*** ENTRIES PROVIDED ***
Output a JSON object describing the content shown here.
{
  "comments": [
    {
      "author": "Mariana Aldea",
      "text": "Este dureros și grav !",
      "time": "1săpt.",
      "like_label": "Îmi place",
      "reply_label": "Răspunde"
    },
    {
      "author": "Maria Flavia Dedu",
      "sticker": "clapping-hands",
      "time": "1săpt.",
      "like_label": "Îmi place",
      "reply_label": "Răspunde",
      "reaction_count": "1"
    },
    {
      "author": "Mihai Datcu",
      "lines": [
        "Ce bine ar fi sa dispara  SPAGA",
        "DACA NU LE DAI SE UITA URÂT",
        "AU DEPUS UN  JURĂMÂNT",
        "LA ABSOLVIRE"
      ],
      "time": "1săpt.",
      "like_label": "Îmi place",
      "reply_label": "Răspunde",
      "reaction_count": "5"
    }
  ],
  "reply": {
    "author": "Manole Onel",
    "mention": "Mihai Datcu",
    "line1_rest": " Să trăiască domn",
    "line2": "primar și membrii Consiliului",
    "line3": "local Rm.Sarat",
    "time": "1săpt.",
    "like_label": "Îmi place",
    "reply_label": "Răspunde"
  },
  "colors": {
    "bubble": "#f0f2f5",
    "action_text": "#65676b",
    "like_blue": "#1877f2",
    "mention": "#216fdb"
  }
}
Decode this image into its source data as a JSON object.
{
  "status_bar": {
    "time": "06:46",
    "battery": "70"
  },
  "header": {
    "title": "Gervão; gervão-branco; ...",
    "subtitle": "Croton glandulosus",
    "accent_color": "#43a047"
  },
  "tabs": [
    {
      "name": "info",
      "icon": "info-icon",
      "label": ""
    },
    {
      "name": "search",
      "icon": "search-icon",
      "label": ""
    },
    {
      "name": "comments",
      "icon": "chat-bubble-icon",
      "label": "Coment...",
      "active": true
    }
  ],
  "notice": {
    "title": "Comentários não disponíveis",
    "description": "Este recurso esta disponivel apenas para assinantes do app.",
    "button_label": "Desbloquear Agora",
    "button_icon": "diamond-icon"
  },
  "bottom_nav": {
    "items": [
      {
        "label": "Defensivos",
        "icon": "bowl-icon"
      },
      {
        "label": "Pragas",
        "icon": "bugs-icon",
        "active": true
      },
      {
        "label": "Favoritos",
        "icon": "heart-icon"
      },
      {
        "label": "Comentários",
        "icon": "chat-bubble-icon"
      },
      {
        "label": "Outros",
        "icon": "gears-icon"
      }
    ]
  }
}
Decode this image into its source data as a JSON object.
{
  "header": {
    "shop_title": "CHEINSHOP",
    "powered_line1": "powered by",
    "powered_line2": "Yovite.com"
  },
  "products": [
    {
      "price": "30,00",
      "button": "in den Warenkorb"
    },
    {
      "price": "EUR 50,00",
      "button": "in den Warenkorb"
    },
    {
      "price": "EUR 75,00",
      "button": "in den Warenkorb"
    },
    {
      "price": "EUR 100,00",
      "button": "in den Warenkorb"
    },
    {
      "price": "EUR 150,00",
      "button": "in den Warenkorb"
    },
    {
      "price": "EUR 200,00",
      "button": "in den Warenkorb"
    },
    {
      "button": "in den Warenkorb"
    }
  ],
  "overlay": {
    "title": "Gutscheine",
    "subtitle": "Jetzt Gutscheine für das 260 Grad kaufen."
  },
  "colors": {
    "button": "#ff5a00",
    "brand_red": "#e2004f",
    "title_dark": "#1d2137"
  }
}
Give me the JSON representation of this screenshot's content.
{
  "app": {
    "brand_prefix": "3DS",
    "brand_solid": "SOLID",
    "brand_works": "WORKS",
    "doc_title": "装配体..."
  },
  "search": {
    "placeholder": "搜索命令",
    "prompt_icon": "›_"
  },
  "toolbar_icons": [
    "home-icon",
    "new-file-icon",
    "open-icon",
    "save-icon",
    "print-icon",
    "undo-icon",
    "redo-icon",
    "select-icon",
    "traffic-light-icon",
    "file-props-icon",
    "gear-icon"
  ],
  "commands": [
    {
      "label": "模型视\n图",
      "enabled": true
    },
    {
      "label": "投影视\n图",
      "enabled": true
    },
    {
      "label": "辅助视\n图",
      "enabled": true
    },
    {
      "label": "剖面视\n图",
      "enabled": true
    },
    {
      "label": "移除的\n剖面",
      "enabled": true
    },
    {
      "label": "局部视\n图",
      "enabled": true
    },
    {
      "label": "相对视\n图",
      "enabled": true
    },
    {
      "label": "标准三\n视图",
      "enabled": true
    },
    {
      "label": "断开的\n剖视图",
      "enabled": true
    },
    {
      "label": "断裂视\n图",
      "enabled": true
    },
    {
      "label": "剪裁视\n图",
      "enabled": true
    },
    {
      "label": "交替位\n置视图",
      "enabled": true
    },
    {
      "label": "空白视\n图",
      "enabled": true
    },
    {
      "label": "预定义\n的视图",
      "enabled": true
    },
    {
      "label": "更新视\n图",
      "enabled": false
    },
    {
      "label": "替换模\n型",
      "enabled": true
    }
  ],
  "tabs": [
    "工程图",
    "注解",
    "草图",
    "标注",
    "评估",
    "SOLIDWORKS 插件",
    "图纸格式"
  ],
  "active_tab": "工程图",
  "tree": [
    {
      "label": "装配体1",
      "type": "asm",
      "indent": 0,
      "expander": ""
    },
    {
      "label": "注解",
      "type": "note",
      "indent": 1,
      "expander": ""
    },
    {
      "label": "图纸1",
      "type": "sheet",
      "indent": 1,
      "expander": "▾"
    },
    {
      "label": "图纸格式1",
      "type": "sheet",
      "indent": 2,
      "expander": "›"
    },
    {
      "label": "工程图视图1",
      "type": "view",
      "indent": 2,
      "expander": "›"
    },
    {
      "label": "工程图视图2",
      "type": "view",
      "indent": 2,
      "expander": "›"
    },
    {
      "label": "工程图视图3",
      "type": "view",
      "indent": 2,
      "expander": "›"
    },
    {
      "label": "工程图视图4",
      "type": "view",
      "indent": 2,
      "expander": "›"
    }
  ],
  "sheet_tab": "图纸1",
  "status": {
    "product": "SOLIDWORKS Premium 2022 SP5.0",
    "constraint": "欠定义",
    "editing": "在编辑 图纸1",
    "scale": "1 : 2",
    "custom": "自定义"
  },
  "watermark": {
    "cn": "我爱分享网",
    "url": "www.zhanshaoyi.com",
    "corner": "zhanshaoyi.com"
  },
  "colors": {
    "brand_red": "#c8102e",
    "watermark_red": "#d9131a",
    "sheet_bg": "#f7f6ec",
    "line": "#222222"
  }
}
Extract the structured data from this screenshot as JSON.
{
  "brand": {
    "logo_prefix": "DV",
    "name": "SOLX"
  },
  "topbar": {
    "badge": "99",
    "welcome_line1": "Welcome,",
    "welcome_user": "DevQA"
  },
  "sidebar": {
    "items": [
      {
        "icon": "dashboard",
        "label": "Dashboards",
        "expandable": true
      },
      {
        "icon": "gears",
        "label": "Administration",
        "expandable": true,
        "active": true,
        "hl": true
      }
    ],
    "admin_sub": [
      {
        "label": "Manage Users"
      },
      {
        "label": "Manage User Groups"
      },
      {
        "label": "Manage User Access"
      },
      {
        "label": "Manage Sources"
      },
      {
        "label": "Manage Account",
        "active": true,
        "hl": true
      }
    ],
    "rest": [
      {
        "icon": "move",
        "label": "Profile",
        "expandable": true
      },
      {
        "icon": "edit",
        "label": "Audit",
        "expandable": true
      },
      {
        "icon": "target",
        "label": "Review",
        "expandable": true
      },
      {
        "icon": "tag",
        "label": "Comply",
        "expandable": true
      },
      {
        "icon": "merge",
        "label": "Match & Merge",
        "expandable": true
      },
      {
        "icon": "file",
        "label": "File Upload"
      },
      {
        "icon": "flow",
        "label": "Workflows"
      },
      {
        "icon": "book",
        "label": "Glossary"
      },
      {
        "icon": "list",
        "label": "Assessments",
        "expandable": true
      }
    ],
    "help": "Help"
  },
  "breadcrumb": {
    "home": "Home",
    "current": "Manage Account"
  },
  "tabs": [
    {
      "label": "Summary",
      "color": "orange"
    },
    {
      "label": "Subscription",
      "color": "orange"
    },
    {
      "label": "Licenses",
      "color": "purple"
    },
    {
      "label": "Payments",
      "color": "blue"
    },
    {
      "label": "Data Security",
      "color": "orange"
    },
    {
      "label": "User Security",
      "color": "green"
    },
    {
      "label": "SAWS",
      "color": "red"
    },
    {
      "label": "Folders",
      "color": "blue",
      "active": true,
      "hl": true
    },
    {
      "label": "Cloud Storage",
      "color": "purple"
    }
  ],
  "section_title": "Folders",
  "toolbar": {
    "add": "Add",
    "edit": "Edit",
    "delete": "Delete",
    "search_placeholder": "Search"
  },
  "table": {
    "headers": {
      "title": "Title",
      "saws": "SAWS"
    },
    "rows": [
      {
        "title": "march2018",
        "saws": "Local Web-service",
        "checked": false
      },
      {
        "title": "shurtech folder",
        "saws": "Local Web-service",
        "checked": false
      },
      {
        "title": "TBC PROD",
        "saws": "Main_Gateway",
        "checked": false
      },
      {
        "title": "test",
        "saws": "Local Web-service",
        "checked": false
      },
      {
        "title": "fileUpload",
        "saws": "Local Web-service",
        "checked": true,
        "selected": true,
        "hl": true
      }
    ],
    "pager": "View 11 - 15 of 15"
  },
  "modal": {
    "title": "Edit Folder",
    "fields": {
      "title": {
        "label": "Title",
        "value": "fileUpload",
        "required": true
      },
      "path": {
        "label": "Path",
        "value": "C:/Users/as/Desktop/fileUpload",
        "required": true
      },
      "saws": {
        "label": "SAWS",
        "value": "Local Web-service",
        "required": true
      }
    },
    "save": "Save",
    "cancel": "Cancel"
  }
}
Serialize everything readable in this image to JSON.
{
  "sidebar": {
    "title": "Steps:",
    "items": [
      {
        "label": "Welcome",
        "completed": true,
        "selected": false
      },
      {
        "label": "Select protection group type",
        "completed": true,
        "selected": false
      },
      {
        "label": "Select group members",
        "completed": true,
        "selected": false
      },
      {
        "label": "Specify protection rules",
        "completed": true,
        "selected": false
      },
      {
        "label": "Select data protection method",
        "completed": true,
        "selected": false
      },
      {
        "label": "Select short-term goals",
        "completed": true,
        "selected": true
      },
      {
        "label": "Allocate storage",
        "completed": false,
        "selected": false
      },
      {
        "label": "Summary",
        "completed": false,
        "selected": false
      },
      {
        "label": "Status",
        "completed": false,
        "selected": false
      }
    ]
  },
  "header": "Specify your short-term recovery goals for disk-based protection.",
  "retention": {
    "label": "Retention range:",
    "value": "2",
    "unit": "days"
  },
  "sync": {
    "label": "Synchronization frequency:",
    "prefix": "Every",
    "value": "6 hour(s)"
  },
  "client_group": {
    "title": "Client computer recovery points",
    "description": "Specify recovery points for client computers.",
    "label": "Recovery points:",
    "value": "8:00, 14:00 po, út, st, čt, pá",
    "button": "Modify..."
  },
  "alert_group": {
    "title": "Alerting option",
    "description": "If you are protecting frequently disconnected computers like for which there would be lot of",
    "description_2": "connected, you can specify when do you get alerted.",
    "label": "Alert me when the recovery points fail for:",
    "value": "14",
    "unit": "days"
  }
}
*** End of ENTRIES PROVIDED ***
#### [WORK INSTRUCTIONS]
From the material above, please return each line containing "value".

#### [RESULT BELOW]
        "value": "fileUpload",
        "value": "C:/Users/as/Desktop/fileUpload",
        "value": "Local Web-service",
    "value": "2",
    "value": "6 hour(s)"
    "value": "8:00, 14:00 po, út, st, čt, pá",
    "value": "14",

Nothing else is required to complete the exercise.